Caption: T-cells (orange) can be redirected to engage and destroy cancer cells (blue) through the use of bispecific antibody technology, which enables a bridge to be formed between surface proteins overexpressed on tumor cells and T cells. (Getty/ illustration)
In our immune system, subsets of T-cells exist that are “professional killers”. They’re constantly patrolling the body to eliminate problem cells, such as those that may turn cancerous or are infected by viruses. But cancer, as we know, can be stealthy. As it grows, it deploys a series of “tricks”— many resulting from genetic mutations— that enable it to evade detection and destruction by immune cells.
But a promising drug technology is helping to re-engage our immune system’s natural cancer-fighting abilities. Known as bispecific antibodies, these protein drugs are made by combining two different binding arms— one that recognizes cancer cells and the other T-cells. When these two cell types are pulled together by the bispecific, the T-cell is activated to destroy the tumor cell. “If we can engage the T-cell, and tie it to a tumor, it should kill whatever is in front of it,” says Michael Eisenbraun, Director - Cancer Vaccines and Immunotherapeutics, Oncology at Pfizer’s La Jolla, Calif. research site. “In some cases, the cancer has spent years deploying multiple strategies to avoid attack, and we’re bringing the immune system back into play.”
And this innovative approach is generating hope for patients with the blood cancer multiple myeloma (MM). Although there have been many advances in the treatment of multiple myeloma in the last decade, many patients either do not respond to, or eventually become resistant to existing therapies. But in a recent Phase 1 clinical study, Pfizer’s bispecific antibody that targets BCMA, a protein that is highly expressed on myeloma cancer cells, showed early positive results. “We’ve seen encouraging responses in patients that have failed available therapies,” says Harman Dube, Asset Team Leader in Oncology at Pfizer’s La Jolla, Calif. research site.
As the study enters Phase 2 testing this month, Pfizer has obtained fast track designation with the FDA to help speed up its development. “With such a high unmet need for this devastating cancer, it’s a critical step forward in getting this potential treatment out to patients as quickly as possible,” adds Dube.
Taking T-cells to the next level

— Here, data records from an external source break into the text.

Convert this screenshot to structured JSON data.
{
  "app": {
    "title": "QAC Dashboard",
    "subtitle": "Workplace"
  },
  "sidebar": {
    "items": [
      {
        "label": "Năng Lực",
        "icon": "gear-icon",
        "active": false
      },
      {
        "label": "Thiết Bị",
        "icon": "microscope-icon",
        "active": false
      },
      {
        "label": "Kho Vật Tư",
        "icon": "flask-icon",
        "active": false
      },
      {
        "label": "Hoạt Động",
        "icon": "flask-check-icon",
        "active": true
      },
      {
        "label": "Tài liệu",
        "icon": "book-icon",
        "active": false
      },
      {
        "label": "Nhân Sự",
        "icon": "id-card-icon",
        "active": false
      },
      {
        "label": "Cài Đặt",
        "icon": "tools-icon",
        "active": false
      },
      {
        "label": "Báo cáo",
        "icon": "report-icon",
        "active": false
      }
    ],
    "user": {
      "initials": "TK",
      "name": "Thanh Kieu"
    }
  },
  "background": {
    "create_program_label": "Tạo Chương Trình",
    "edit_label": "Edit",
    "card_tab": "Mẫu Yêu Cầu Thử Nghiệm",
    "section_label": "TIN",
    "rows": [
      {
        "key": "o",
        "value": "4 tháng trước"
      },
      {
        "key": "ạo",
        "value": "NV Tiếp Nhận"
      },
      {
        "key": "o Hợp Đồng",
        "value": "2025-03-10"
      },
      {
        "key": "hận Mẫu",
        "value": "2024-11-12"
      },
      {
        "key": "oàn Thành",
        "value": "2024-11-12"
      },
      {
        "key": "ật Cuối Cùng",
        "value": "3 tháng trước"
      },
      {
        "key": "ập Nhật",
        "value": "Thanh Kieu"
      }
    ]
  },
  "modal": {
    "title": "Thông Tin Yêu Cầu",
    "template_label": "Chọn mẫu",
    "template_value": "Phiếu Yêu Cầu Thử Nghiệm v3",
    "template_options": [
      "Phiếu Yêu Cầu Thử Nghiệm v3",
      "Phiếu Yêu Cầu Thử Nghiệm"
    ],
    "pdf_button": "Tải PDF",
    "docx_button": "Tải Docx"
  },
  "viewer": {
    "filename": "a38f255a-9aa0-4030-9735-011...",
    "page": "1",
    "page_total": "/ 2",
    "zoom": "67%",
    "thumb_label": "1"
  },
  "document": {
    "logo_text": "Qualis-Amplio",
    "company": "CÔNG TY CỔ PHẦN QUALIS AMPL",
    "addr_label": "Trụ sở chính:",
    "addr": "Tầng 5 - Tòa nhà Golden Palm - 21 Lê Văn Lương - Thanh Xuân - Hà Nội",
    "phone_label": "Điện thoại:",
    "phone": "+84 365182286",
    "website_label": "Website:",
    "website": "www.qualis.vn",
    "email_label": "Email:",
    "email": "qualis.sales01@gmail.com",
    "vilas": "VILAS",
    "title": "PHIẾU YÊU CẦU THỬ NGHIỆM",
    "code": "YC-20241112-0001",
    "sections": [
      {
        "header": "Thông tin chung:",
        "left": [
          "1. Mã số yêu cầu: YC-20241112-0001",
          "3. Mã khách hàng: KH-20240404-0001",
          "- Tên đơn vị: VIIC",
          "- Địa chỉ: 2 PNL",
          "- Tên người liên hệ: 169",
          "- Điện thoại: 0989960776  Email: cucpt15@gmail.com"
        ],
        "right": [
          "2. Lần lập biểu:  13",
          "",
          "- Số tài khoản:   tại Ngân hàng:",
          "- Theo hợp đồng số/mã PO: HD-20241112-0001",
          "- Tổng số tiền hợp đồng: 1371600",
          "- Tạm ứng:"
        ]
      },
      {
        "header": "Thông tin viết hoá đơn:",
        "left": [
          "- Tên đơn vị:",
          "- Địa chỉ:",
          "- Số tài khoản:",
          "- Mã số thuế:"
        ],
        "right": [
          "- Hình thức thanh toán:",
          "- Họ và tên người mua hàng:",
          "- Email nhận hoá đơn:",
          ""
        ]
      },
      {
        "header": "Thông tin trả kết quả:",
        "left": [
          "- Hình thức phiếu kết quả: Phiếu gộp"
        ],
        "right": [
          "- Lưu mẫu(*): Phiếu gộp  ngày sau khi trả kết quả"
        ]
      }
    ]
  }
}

The bispecific antibody approach builds upon earlier therapies that also seek to re-enlist the cancer fighting abilities of T-cells. Checkpoint inhibitors, another class of immunotherapies, help release the brakes on these killer cells so they can attack cancers. But, in order for these medicines to work, patients need to have specific T-cells that can recognize the cancer tumors. “Not everybody has those cells, so checkpoint inhibitors don’t work as well for everyone,” says Eisenbraun.
The hope with bispecific antibodies, however, is that they can enlist any type of T-cell circulating in the body. “Because your body is filled with billions of T-cells, it gives us this standing army of cells that we are trying to engage against the cancer,” says Eisenbraun.
Another type of immunotherapy, chimeric antigen receptor (CAR) T-cell therapy has shown promise in selectively fighting tumors. Cancer patients have their T-cells harvested, and then engineered in the lab to selectively target tumors, before they’re re-infused into patients.
But in most cases, this treatment must be individually customized for each cancer patient, which can be costly and time-consuming. By contrast, the BCMA bispecific antibody doesn’t require any customization. “What we’re doing here is off-the-shelf, we don’t need to know the patient ahead of time to develop this drug,” says Eisenbraun.
Looking ahead, Pfizer has an additional bispecific antibody, in Phase 1 clinical studies in an area with high unmet need. Pfizer is among the first companies to explore developing a bispecific that attacks solid tumors, which are generally more